Instructions for the task:
Which lines in the records below hold the word "date"? Copy each of them.

■ ■ ■ ■ ■ ■ ■

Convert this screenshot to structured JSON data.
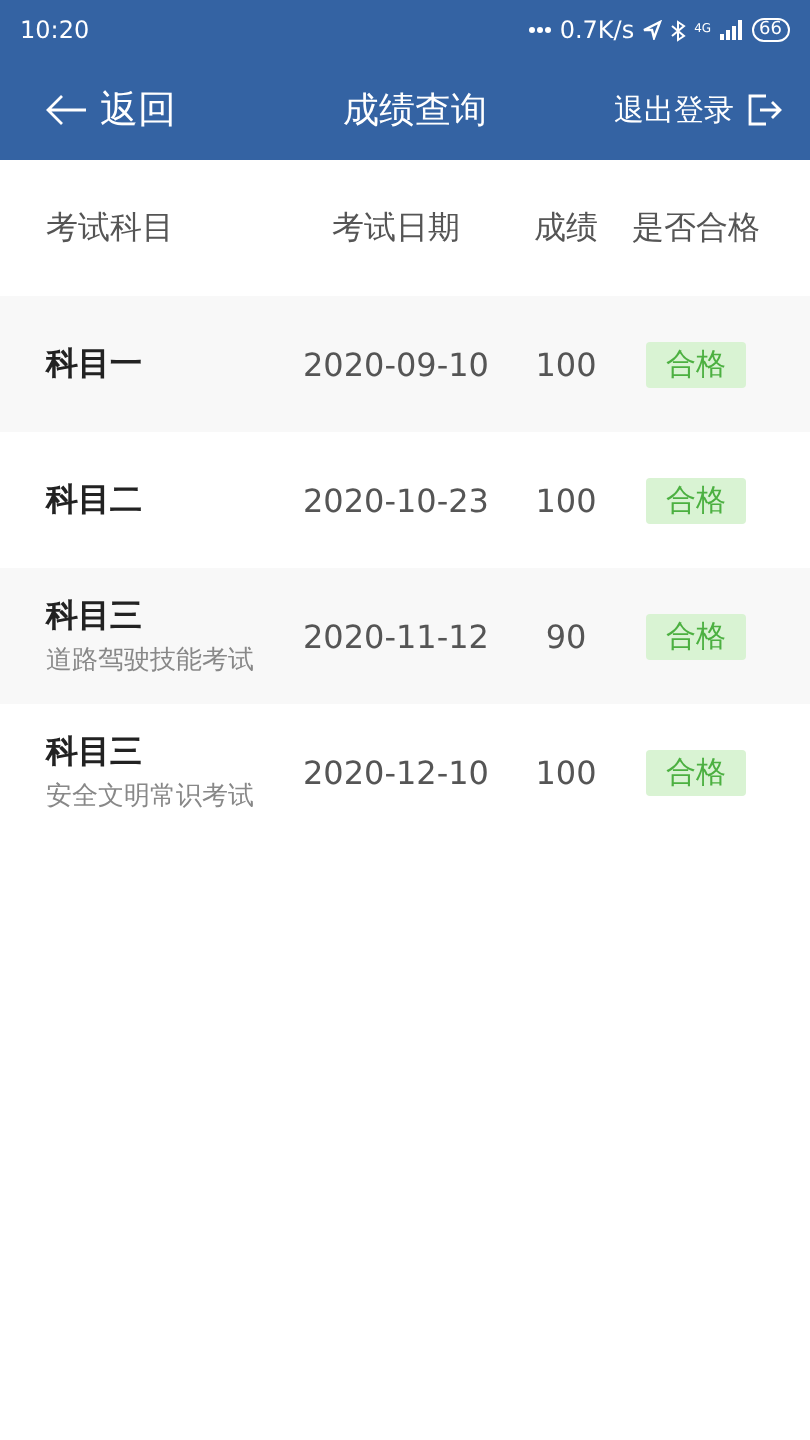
{
  "status_bar": {
    "time": "10:20",
    "speed": "0.7K/s",
    "network": "4G",
    "battery": "66"
  },
  "header": {
    "back": "返回",
    "title": "成绩查询",
    "logout": "退出登录"
  },
  "table": {
    "columns": [
      "考试科目",
      "考试日期",
      "成绩",
      "是否合格"
    ],
    "rows": [
      {
        "subject": "科目一",
        "detail": "",
        "date": "2020-09-10",
        "score": "100",
        "result": "合格",
        "passed": true
      },
      {
        "subject": "科目二",
        "detail": "",
        "date": "2020-10-23",
        "score": "100",
        "result": "合格",
        "passed": true
      },
      {
        "subject": "科目三",
        "detail": "道路驾驶技能考试",
        "date": "2020-11-12",
        "score": "90",
        "result": "合格",
        "passed": true
      },
      {
        "subject": "科目三",
        "detail": "安全文明常识考试",
        "date": "2020-12-10",
        "score": "100",
        "result": "合格",
        "passed": true
      }
    ]
  }
}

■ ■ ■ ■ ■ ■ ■

Result for this exercise:
        "date": "2020-09-10",
        "date": "2020-10-23",
        "date": "2020-11-12",
        "date": "2020-12-10",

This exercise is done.